These days most mid-priced electric-acoustic guitars use undersaddle electronics, which can sound bass-heavy, quacky, and not entirely faithful to the instrument’s natural sound. But just as a home audio system incorporates subwoofers, midrange boxes, and treble horns to best distribute a full-range sound, the electronics on the Angel incorporate three separate transducer elements to handle all of the sonic frequencies. These include six individual piezo sensors under the bridge for the low end, a FaceBrace (soundboard transducer) for the midrange, and a condenser microphone for the high end.
The preamp includes two dials: One blends the output between the piezo and soundboard transducer elements, and the other controls the level of the mic. Once this balance is right, you can tailor the tone using standard volume, treble, mid, and bass controls, it’s unfortunate that this system doesn’t include the commonplace built-in digital tuner.
I plugged the Angel into a Fender Acoustasonic amplifier. Because acoustic guitar amps are designed to compensate for the shortcomings of traditional acoustic electronics, it took a bit of tweaking of the blend controls to get the most natural sound. What seemed to work best for this purpose was a slight emphasis on the undersaddle elements. Plugged into GarageBand, the electronics have an uncommonly warm, lifelike sound and generate a minimum of extraneous noise—this is plug-in-and-play at its best.
Cole Clark’s Angel AN2A3BB is a smart, modern acoustic-electric grand auditorium that’s beautifully built, supremely playable, and capable of generating voices that are at home in many musical contexts—especially with its super-flexible electronics. What’s more, the Angel is built from a selection of solid, sustainably sourced tonewoods that lend a unique flavor to otherwise familiar tones. Though it’s not inexpensive, it’s a total winner when it comes to playability and style.

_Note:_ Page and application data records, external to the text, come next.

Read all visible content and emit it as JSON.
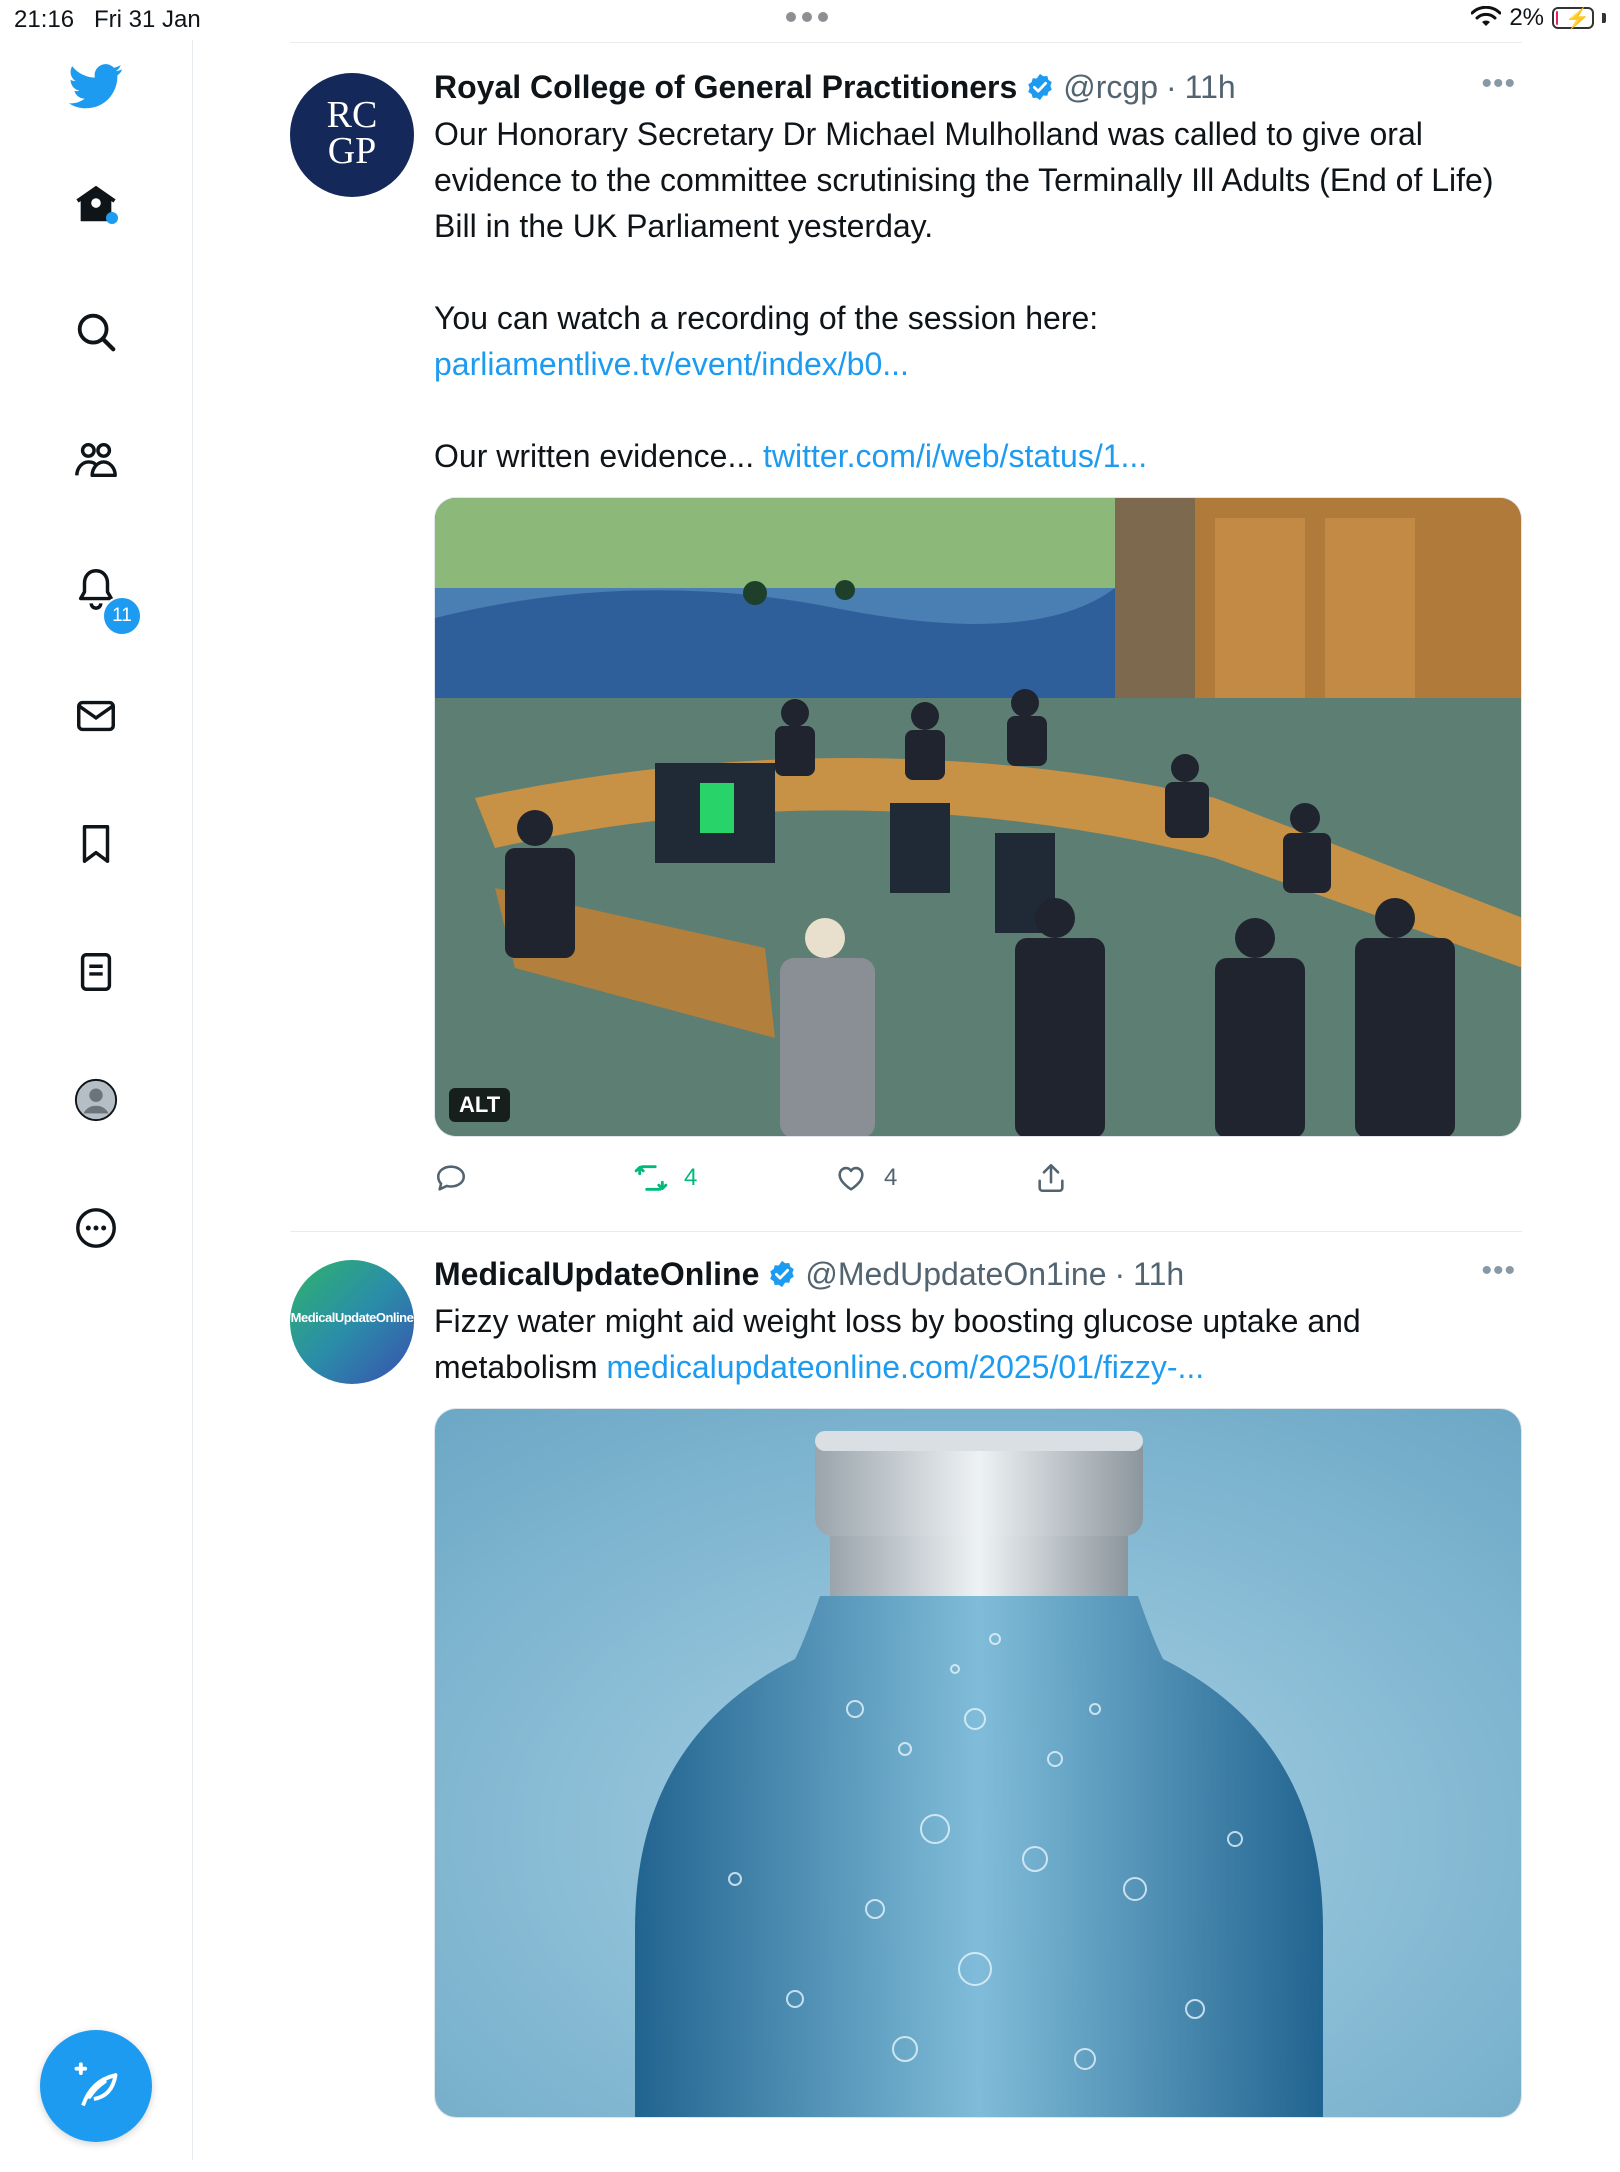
{
  "status_bar": {
    "time": "21:16",
    "date": "Fri 31 Jan",
    "battery_percent": "2%",
    "battery_level": 0.02
  },
  "sidebar": {
    "items": [
      {
        "name": "home",
        "icon": "home-icon"
      },
      {
        "name": "explore",
        "icon": "search-icon"
      },
      {
        "name": "communities",
        "icon": "communities-icon"
      },
      {
        "name": "notifications",
        "icon": "bell-icon",
        "badge": "11"
      },
      {
        "name": "messages",
        "icon": "envelope-icon"
      },
      {
        "name": "bookmarks",
        "icon": "bookmark-icon"
      },
      {
        "name": "lists",
        "icon": "list-icon"
      },
      {
        "name": "profile",
        "icon": "profile-avatar-icon"
      },
      {
        "name": "more",
        "icon": "more-circle-icon"
      }
    ],
    "compose_icon": "compose-feather-icon"
  },
  "tweets": [
    {
      "author": "Royal College of General Practitioners",
      "handle": "@rcgp",
      "time": "11h",
      "avatar_text_1": "RC",
      "avatar_text_2": "GP",
      "text_1": "Our Honorary Secretary Dr Michael Mulholland was called to give oral evidence to the committee scrutinising the Terminally Ill Adults (End of Life) Bill in the UK Parliament yesterday.\n\nYou can watch a recording of the session here: ",
      "link_1": "parliamentlive.tv/event/index/b0...",
      "text_2": "\n\nOur written evidence... ",
      "link_2": "twitter.com/i/web/status/1...",
      "media_alt_badge": "ALT",
      "retweets": "4",
      "likes": "4"
    },
    {
      "author": "MedicalUpdateOnline",
      "handle": "@MedUpdateOn1ine",
      "time": "11h",
      "avatar_text": "MedicalUpdateOnline",
      "text_1": "Fizzy water might aid weight loss by boosting glucose uptake and metabolism ",
      "link_1": "medicalupdateonline.com/2025/01/fizzy-..."
    }
  ],
  "colors": {
    "accent": "#1d9bf0",
    "retweet_green": "#00ba7c",
    "rcgp_navy": "#14295a"
  }
}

And if you crave breaking away from the pack sonically and visually, the Cole Clark Angel is a great way to do it.
Watch our video demo: